[Exercise aim]
Look at each line of the listing. Copy those that hold the string "logger".

[Task input]
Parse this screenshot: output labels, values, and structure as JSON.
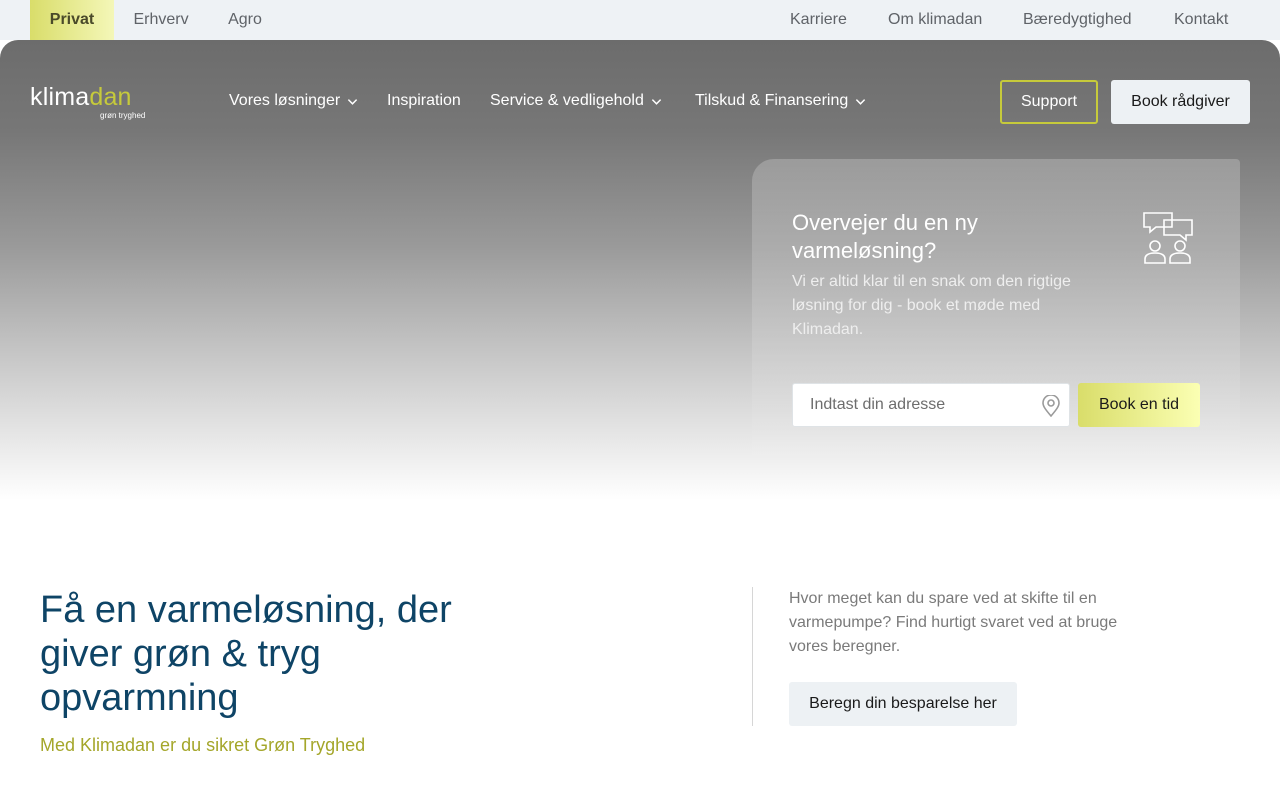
{
  "segments": [
    {
      "label": "Privat",
      "active": true
    },
    {
      "label": "Erhverv",
      "active": false
    },
    {
      "label": "Agro",
      "active": false
    }
  ],
  "utility_links": [
    "Karriere",
    "Om klimadan",
    "Bæredygtighed",
    "Kontakt"
  ],
  "logo": {
    "text_part1": "klima",
    "text_part2": "dan",
    "tagline": "grøn tryghed"
  },
  "nav": [
    {
      "label": "Vores løsninger",
      "has_dropdown": true
    },
    {
      "label": "Inspiration",
      "has_dropdown": false
    },
    {
      "label": "Service & vedligehold",
      "has_dropdown": true
    },
    {
      "label": "Tilskud & Finansering",
      "has_dropdown": true
    }
  ],
  "header_buttons": {
    "support": "Support",
    "book_advisor": "Book rådgiver"
  },
  "booking_card": {
    "title": "Overvejer du en ny varmeløsning?",
    "text": "Vi er altid klar til en snak om den rigtige løsning for dig - book et møde med Klimadan.",
    "address_placeholder": "Indtast din adresse",
    "address_value": "",
    "button": "Book en tid",
    "icon": "chat-people-icon"
  },
  "main": {
    "headline": "Få en varmeløsning, der giver grøn & tryg opvarmning",
    "subline": "Med Klimadan er du sikret Grøn Tryghed",
    "savings_text": "Hvor meget kan du spare ved at skifte til en varmepumpe? Find hurtigt svaret ved at bruge vores beregner.",
    "calc_button": "Beregn din besparelse her"
  },
  "colors": {
    "accent_yellow": "#c6ca3b",
    "headline_blue": "#0e4466",
    "subline_olive": "#a4a62a",
    "topbar_bg": "#eef2f5"
  }
}
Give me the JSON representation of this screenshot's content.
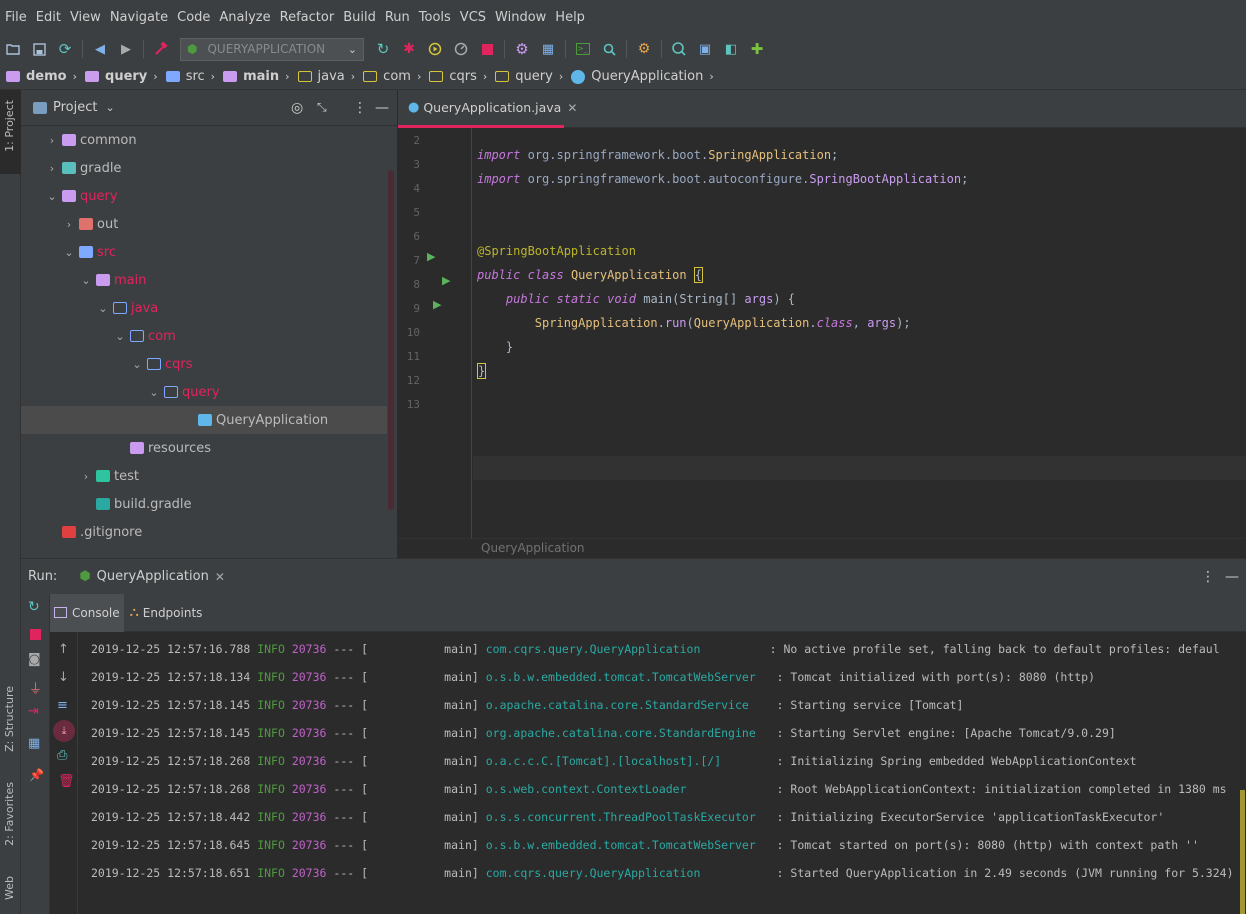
{
  "menu": [
    "File",
    "Edit",
    "View",
    "Navigate",
    "Code",
    "Analyze",
    "Refactor",
    "Build",
    "Run",
    "Tools",
    "VCS",
    "Window",
    "Help"
  ],
  "toolbar": {
    "run_config": "QUERYAPPLICATION"
  },
  "breadcrumb": [
    "demo",
    "query",
    "src",
    "main",
    "java",
    "com",
    "cqrs",
    "query",
    "QueryApplication"
  ],
  "left_strip": {
    "project_tab": "1: Project",
    "structure_tab": "Z: Structure",
    "favorites_tab": "2: Favorites",
    "web_tab": "Web"
  },
  "project": {
    "title": "Project",
    "tree": [
      {
        "label": "common",
        "indent": 1,
        "arrow": "›",
        "color": "#c99cf0",
        "selected": false,
        "text_color": "#bbbbbb"
      },
      {
        "label": "gradle",
        "indent": 1,
        "arrow": "›",
        "color": "#5bbfbe",
        "selected": false,
        "text_color": "#bbbbbb"
      },
      {
        "label": "query",
        "indent": 1,
        "arrow": "⌄",
        "color": "#c99cf0",
        "selected": false,
        "text_color": "#e0245e"
      },
      {
        "label": "out",
        "indent": 2,
        "arrow": "›",
        "color": "#e0726e",
        "selected": false,
        "text_color": "#bbbbbb"
      },
      {
        "label": "src",
        "indent": 2,
        "arrow": "⌄",
        "color": "#7fa8ff",
        "selected": false,
        "text_color": "#e0245e"
      },
      {
        "label": "main",
        "indent": 3,
        "arrow": "⌄",
        "color": "#c99cf0",
        "selected": false,
        "text_color": "#e0245e"
      },
      {
        "label": "java",
        "indent": 4,
        "arrow": "⌄",
        "color": "#7fa8ff",
        "selected": false,
        "text_color": "#e0245e"
      },
      {
        "label": "com",
        "indent": 5,
        "arrow": "⌄",
        "color": "#7fa8ff",
        "selected": false,
        "text_color": "#e0245e"
      },
      {
        "label": "cqrs",
        "indent": 6,
        "arrow": "⌄",
        "color": "#7fa8ff",
        "selected": false,
        "text_color": "#e0245e"
      },
      {
        "label": "query",
        "indent": 7,
        "arrow": "⌄",
        "color": "#7fa8ff",
        "selected": false,
        "text_color": "#e0245e"
      },
      {
        "label": "QueryApplication",
        "indent": 9,
        "arrow": "",
        "color": "#5eb7e8",
        "selected": true,
        "text_color": "#bbbbbb"
      },
      {
        "label": "resources",
        "indent": 5,
        "arrow": "",
        "color": "#c99cf0",
        "selected": false,
        "text_color": "#bbbbbb"
      },
      {
        "label": "test",
        "indent": 3,
        "arrow": "›",
        "color": "#2ec4a0",
        "selected": false,
        "text_color": "#bbbbbb"
      },
      {
        "label": "build.gradle",
        "indent": 3,
        "arrow": "",
        "color": "#2aa9a3",
        "selected": false,
        "text_color": "#bbbbbb"
      },
      {
        "label": ".gitignore",
        "indent": 1,
        "arrow": "",
        "color": "#e04040",
        "selected": false,
        "text_color": "#bbbbbb"
      }
    ]
  },
  "editor": {
    "tab_label": "QueryApplication.java",
    "footer_crumb": "QueryApplication",
    "line_numbers": [
      "2",
      "3",
      "4",
      "5",
      "6",
      "7",
      "8",
      "9",
      "10",
      "11",
      "12",
      "13"
    ]
  },
  "run": {
    "label": "Run:",
    "tab_label": "QueryApplication",
    "console_tab": "Console",
    "endpoints_tab": "Endpoints",
    "logs": [
      {
        "ts": "2019-12-25 12:57:16.788",
        "lvl": "INFO",
        "pid": "20736",
        "sep": "--- [           main]",
        "logger": "com.cqrs.query.QueryApplication         ",
        "msg": ": No active profile set, falling back to default profiles: defaul"
      },
      {
        "ts": "2019-12-25 12:57:18.134",
        "lvl": "INFO",
        "pid": "20736",
        "sep": "--- [           main]",
        "logger": "o.s.b.w.embedded.tomcat.TomcatWebServer  ",
        "msg": ": Tomcat initialized with port(s): 8080 (http)"
      },
      {
        "ts": "2019-12-25 12:57:18.145",
        "lvl": "INFO",
        "pid": "20736",
        "sep": "--- [           main]",
        "logger": "o.apache.catalina.core.StandardService   ",
        "msg": ": Starting service [Tomcat]"
      },
      {
        "ts": "2019-12-25 12:57:18.145",
        "lvl": "INFO",
        "pid": "20736",
        "sep": "--- [           main]",
        "logger": "org.apache.catalina.core.StandardEngine  ",
        "msg": ": Starting Servlet engine: [Apache Tomcat/9.0.29]"
      },
      {
        "ts": "2019-12-25 12:57:18.268",
        "lvl": "INFO",
        "pid": "20736",
        "sep": "--- [           main]",
        "logger": "o.a.c.c.C.[Tomcat].[localhost].[/]       ",
        "msg": ": Initializing Spring embedded WebApplicationContext"
      },
      {
        "ts": "2019-12-25 12:57:18.268",
        "lvl": "INFO",
        "pid": "20736",
        "sep": "--- [           main]",
        "logger": "o.s.web.context.ContextLoader            ",
        "msg": ": Root WebApplicationContext: initialization completed in 1380 ms"
      },
      {
        "ts": "2019-12-25 12:57:18.442",
        "lvl": "INFO",
        "pid": "20736",
        "sep": "--- [           main]",
        "logger": "o.s.s.concurrent.ThreadPoolTaskExecutor  ",
        "msg": ": Initializing ExecutorService 'applicationTaskExecutor'"
      },
      {
        "ts": "2019-12-25 12:57:18.645",
        "lvl": "INFO",
        "pid": "20736",
        "sep": "--- [           main]",
        "logger": "o.s.b.w.embedded.tomcat.TomcatWebServer  ",
        "msg": ": Tomcat started on port(s): 8080 (http) with context path ''"
      },
      {
        "ts": "2019-12-25 12:57:18.651",
        "lvl": "INFO",
        "pid": "20736",
        "sep": "--- [           main]",
        "logger": "com.cqrs.query.QueryApplication          ",
        "msg": ": Started QueryApplication in 2.49 seconds (JVM running for 5.324)"
      }
    ]
  },
  "icons": [
    "folder-open-icon",
    "save-icon",
    "sync-icon",
    "back-icon",
    "forward-icon",
    "hammer-icon",
    "rerun-icon",
    "debug-icon",
    "coverage-icon",
    "profile-icon",
    "stop-icon",
    "settings-icon",
    "structure-icon",
    "terminal-icon",
    "search-icon",
    "plugin-icon"
  ]
}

[Response area]
        "logger": "com.cqrs.query.QueryApplication         ",
        "logger": "o.s.b.w.embedded.tomcat.TomcatWebServer  ",
        "logger": "o.apache.catalina.core.StandardService   ",
        "logger": "org.apache.catalina.core.StandardEngine  ",
        "logger": "o.a.c.c.C.[Tomcat].[localhost].[/]       ",
        "logger": "o.s.web.context.ContextLoader            ",
        "logger": "o.s.s.concurrent.ThreadPoolTaskExecutor  ",
        "logger": "o.s.b.w.embedded.tomcat.TomcatWebServer  ",
        "logger": "com.cqrs.query.QueryApplication          ",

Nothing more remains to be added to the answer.